→ **WHAT THE TASK REQUIRES**:
Only a number is expected: how many lines in the entries that follow contain the word "DRAFT"?

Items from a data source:
^^^^^^^^^^^^^^^^

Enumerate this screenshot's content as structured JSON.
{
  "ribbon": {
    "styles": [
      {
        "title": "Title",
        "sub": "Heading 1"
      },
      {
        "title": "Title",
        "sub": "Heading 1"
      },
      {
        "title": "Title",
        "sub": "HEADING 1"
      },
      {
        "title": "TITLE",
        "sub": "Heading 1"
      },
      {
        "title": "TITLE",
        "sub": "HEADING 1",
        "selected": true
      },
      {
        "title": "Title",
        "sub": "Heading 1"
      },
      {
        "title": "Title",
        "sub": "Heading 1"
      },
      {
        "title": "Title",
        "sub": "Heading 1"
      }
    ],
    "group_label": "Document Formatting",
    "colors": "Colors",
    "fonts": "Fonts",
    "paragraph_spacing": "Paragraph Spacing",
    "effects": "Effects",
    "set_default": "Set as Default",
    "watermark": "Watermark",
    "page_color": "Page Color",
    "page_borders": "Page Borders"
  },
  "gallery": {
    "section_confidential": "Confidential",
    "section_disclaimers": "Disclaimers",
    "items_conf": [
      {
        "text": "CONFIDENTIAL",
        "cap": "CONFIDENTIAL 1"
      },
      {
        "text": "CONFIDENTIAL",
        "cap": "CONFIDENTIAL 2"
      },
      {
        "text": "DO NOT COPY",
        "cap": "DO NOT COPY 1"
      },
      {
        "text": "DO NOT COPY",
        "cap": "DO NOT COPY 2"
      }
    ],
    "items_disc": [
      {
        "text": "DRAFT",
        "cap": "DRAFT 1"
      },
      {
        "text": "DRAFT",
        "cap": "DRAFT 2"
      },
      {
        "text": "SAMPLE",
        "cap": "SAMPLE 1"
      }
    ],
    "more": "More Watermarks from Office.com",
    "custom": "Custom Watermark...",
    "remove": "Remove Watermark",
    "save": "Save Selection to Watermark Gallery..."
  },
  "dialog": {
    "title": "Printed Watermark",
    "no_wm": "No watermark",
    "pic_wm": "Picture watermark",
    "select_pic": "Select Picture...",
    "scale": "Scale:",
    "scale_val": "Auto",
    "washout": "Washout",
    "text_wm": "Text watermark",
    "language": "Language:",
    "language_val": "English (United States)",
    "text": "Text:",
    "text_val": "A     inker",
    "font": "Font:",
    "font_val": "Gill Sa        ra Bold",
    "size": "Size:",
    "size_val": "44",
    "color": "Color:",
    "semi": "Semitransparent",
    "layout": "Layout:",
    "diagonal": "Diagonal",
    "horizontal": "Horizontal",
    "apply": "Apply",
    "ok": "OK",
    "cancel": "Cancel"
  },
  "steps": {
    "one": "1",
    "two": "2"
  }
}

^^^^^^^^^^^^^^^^

→ **EXERCISE SOLUTION**:
4